## [Task requirements]
Please write out every record exactly, but keep any images out of it.

## [Supplied data]
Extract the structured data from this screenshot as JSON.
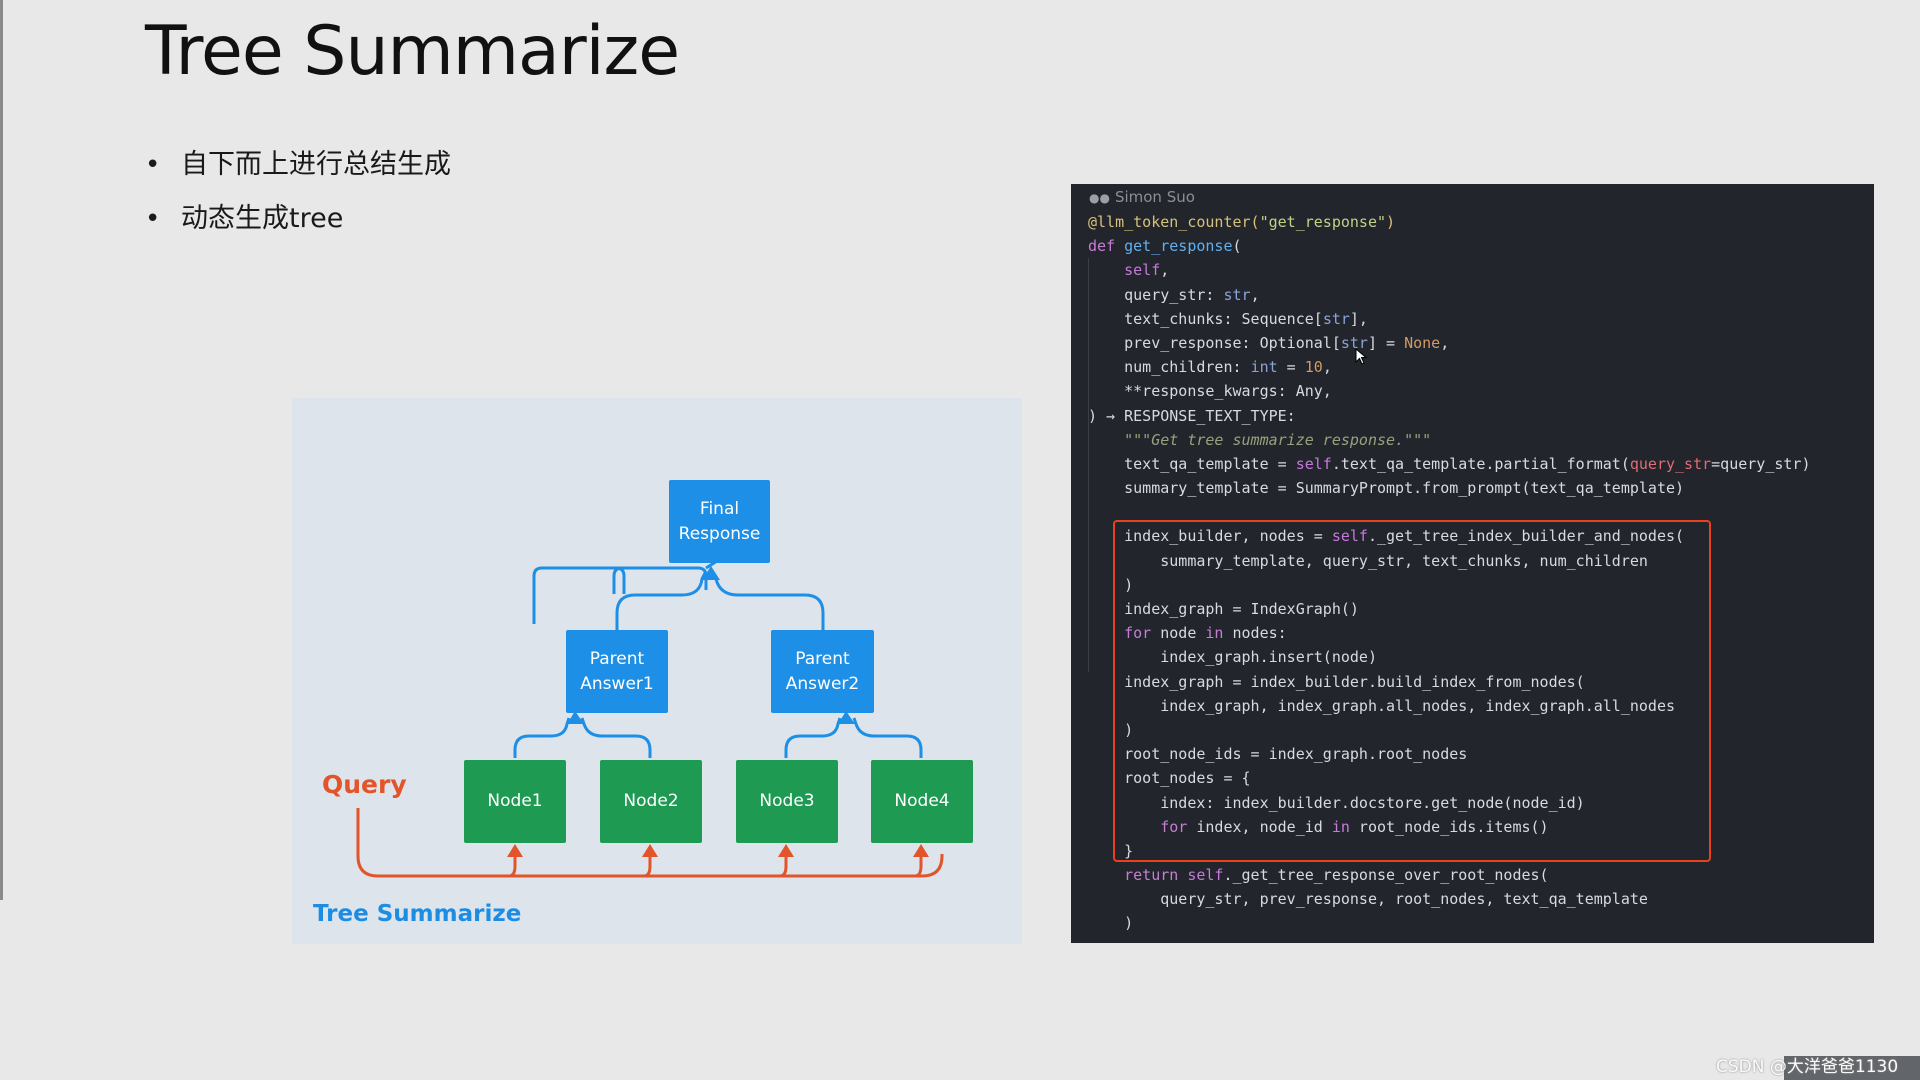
{
  "slide": {
    "title": "Tree Summarize",
    "bullets": [
      "自下而上进行总结生成",
      "动态生成tree"
    ]
  },
  "diagram": {
    "final_box": [
      "Final",
      "Response"
    ],
    "parent_boxes": [
      [
        "Parent",
        "Answer1"
      ],
      [
        "Parent",
        "Answer2"
      ]
    ],
    "nodes": [
      "Node1",
      "Node2",
      "Node3",
      "Node4"
    ],
    "query_label": "Query",
    "caption": "Tree Summarize",
    "colors": {
      "parent": "#1e8fe6",
      "node": "#1f9a52",
      "query_arrow": "#e2542a",
      "tree_arrow": "#1e8fe6"
    }
  },
  "code_panel": {
    "author": "Simon Suo",
    "author_icon": "users-icon",
    "cursor_icon": "mouse-pointer-icon",
    "highlight_color": "#e8421c",
    "lines": [
      [
        [
          "@llm_token_counter(",
          "dec"
        ],
        [
          "\"get_response\"",
          "str"
        ],
        [
          ")",
          "dec"
        ]
      ],
      [
        [
          "def ",
          "kw"
        ],
        [
          "get_response",
          "fn"
        ],
        [
          "(",
          ""
        ]
      ],
      [
        [
          "    ",
          ""
        ],
        [
          "self",
          "self"
        ],
        [
          ",",
          ""
        ]
      ],
      [
        [
          "    query_str: ",
          ""
        ],
        [
          "str",
          "type"
        ],
        [
          ",",
          ""
        ]
      ],
      [
        [
          "    text_chunks: Sequence[",
          ""
        ],
        [
          "str",
          "type"
        ],
        [
          "],",
          ""
        ]
      ],
      [
        [
          "    prev_response: Optional[",
          ""
        ],
        [
          "str",
          "type"
        ],
        [
          "] = ",
          ""
        ],
        [
          "None",
          "num"
        ],
        [
          ",",
          ""
        ]
      ],
      [
        [
          "    num_children: ",
          ""
        ],
        [
          "int",
          "type"
        ],
        [
          " = ",
          ""
        ],
        [
          "10",
          "num"
        ],
        [
          ",",
          ""
        ]
      ],
      [
        [
          "    **response_kwargs: Any,",
          ""
        ]
      ],
      [
        [
          ") → RESPONSE_TEXT_TYPE:",
          ""
        ]
      ],
      [
        [
          "    ",
          ""
        ],
        [
          "\"\"\"Get tree summarize response.\"\"\"",
          "com"
        ]
      ],
      [
        [
          "    text_qa_template = ",
          ""
        ],
        [
          "self",
          "self"
        ],
        [
          ".text_qa_template.partial_format(",
          ""
        ],
        [
          "query_str",
          "param"
        ],
        [
          "=query_str)",
          ""
        ]
      ],
      [
        [
          "    summary_template = SummaryPrompt.from_prompt(text_qa_template)",
          ""
        ]
      ],
      [
        [
          "",
          ""
        ]
      ],
      [
        [
          "    index_builder, nodes = ",
          ""
        ],
        [
          "self",
          "self"
        ],
        [
          "._get_tree_index_builder_and_nodes(",
          ""
        ]
      ],
      [
        [
          "        summary_template, query_str, text_chunks, num_children",
          ""
        ]
      ],
      [
        [
          "    )",
          ""
        ]
      ],
      [
        [
          "    index_graph = IndexGraph()",
          ""
        ]
      ],
      [
        [
          "    ",
          ""
        ],
        [
          "for",
          "kw"
        ],
        [
          " node ",
          ""
        ],
        [
          "in",
          "kw"
        ],
        [
          " nodes:",
          ""
        ]
      ],
      [
        [
          "        index_graph.insert(node)",
          ""
        ]
      ],
      [
        [
          "    index_graph = index_builder.build_index_from_nodes(",
          ""
        ]
      ],
      [
        [
          "        index_graph, index_graph.all_nodes, index_graph.all_nodes",
          ""
        ]
      ],
      [
        [
          "    )",
          ""
        ]
      ],
      [
        [
          "    root_node_ids = index_graph.root_nodes",
          ""
        ]
      ],
      [
        [
          "    root_nodes = {",
          ""
        ]
      ],
      [
        [
          "        index: index_builder.docstore.get_node(node_id)",
          ""
        ]
      ],
      [
        [
          "        ",
          ""
        ],
        [
          "for",
          "kw"
        ],
        [
          " index, node_id ",
          ""
        ],
        [
          "in",
          "kw"
        ],
        [
          " root_node_ids.items()",
          ""
        ]
      ],
      [
        [
          "    }",
          ""
        ]
      ],
      [
        [
          "    ",
          ""
        ],
        [
          "return",
          "kw"
        ],
        [
          " ",
          ""
        ],
        [
          "self",
          "self"
        ],
        [
          "._get_tree_response_over_root_nodes(",
          ""
        ]
      ],
      [
        [
          "        query_str, prev_response, root_nodes, text_qa_template",
          ""
        ]
      ],
      [
        [
          "    )",
          ""
        ]
      ]
    ]
  },
  "watermark": "CSDN @大洋爸爸1130"
}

## [The answer]
Extract the structured data from this screenshot as JSON.
{
  "slide": {
    "title": "Tree Summarize",
    "bullets": [
      "自下而上进行总结生成",
      "动态生成tree"
    ]
  },
  "diagram": {
    "final_box": [
      "Final",
      "Response"
    ],
    "parent_boxes": [
      [
        "Parent",
        "Answer1"
      ],
      [
        "Parent",
        "Answer2"
      ]
    ],
    "nodes": [
      "Node1",
      "Node2",
      "Node3",
      "Node4"
    ],
    "query_label": "Query",
    "caption": "Tree Summarize",
    "colors": {
      "parent": "#1e8fe6",
      "node": "#1f9a52",
      "query_arrow": "#e2542a",
      "tree_arrow": "#1e8fe6"
    }
  },
  "code_panel": {
    "author": "Simon Suo",
    "author_icon": "users-icon",
    "cursor_icon": "mouse-pointer-icon",
    "highlight_color": "#e8421c",
    "lines": [
      [
        [
          "@llm_token_counter(",
          "dec"
        ],
        [
          "\"get_response\"",
          "str"
        ],
        [
          ")",
          "dec"
        ]
      ],
      [
        [
          "def ",
          "kw"
        ],
        [
          "get_response",
          "fn"
        ],
        [
          "(",
          ""
        ]
      ],
      [
        [
          "    ",
          ""
        ],
        [
          "self",
          "self"
        ],
        [
          ",",
          ""
        ]
      ],
      [
        [
          "    query_str: ",
          ""
        ],
        [
          "str",
          "type"
        ],
        [
          ",",
          ""
        ]
      ],
      [
        [
          "    text_chunks: Sequence[",
          ""
        ],
        [
          "str",
          "type"
        ],
        [
          "],",
          ""
        ]
      ],
      [
        [
          "    prev_response: Optional[",
          ""
        ],
        [
          "str",
          "type"
        ],
        [
          "] = ",
          ""
        ],
        [
          "None",
          "num"
        ],
        [
          ",",
          ""
        ]
      ],
      [
        [
          "    num_children: ",
          ""
        ],
        [
          "int",
          "type"
        ],
        [
          " = ",
          ""
        ],
        [
          "10",
          "num"
        ],
        [
          ",",
          ""
        ]
      ],
      [
        [
          "    **response_kwargs: Any,",
          ""
        ]
      ],
      [
        [
          ") → RESPONSE_TEXT_TYPE:",
          ""
        ]
      ],
      [
        [
          "    ",
          ""
        ],
        [
          "\"\"\"Get tree summarize response.\"\"\"",
          "com"
        ]
      ],
      [
        [
          "    text_qa_template = ",
          ""
        ],
        [
          "self",
          "self"
        ],
        [
          ".text_qa_template.partial_format(",
          ""
        ],
        [
          "query_str",
          "param"
        ],
        [
          "=query_str)",
          ""
        ]
      ],
      [
        [
          "    summary_template = SummaryPrompt.from_prompt(text_qa_template)",
          ""
        ]
      ],
      [
        [
          "",
          ""
        ]
      ],
      [
        [
          "    index_builder, nodes = ",
          ""
        ],
        [
          "self",
          "self"
        ],
        [
          "._get_tree_index_builder_and_nodes(",
          ""
        ]
      ],
      [
        [
          "        summary_template, query_str, text_chunks, num_children",
          ""
        ]
      ],
      [
        [
          "    )",
          ""
        ]
      ],
      [
        [
          "    index_graph = IndexGraph()",
          ""
        ]
      ],
      [
        [
          "    ",
          ""
        ],
        [
          "for",
          "kw"
        ],
        [
          " node ",
          ""
        ],
        [
          "in",
          "kw"
        ],
        [
          " nodes:",
          ""
        ]
      ],
      [
        [
          "        index_graph.insert(node)",
          ""
        ]
      ],
      [
        [
          "    index_graph = index_builder.build_index_from_nodes(",
          ""
        ]
      ],
      [
        [
          "        index_graph, index_graph.all_nodes, index_graph.all_nodes",
          ""
        ]
      ],
      [
        [
          "    )",
          ""
        ]
      ],
      [
        [
          "    root_node_ids = index_graph.root_nodes",
          ""
        ]
      ],
      [
        [
          "    root_nodes = {",
          ""
        ]
      ],
      [
        [
          "        index: index_builder.docstore.get_node(node_id)",
          ""
        ]
      ],
      [
        [
          "        ",
          ""
        ],
        [
          "for",
          "kw"
        ],
        [
          " index, node_id ",
          ""
        ],
        [
          "in",
          "kw"
        ],
        [
          " root_node_ids.items()",
          ""
        ]
      ],
      [
        [
          "    }",
          ""
        ]
      ],
      [
        [
          "    ",
          ""
        ],
        [
          "return",
          "kw"
        ],
        [
          " ",
          ""
        ],
        [
          "self",
          "self"
        ],
        [
          "._get_tree_response_over_root_nodes(",
          ""
        ]
      ],
      [
        [
          "        query_str, prev_response, root_nodes, text_qa_template",
          ""
        ]
      ],
      [
        [
          "    )",
          ""
        ]
      ]
    ]
  },
  "watermark": "CSDN @大洋爸爸1130"
}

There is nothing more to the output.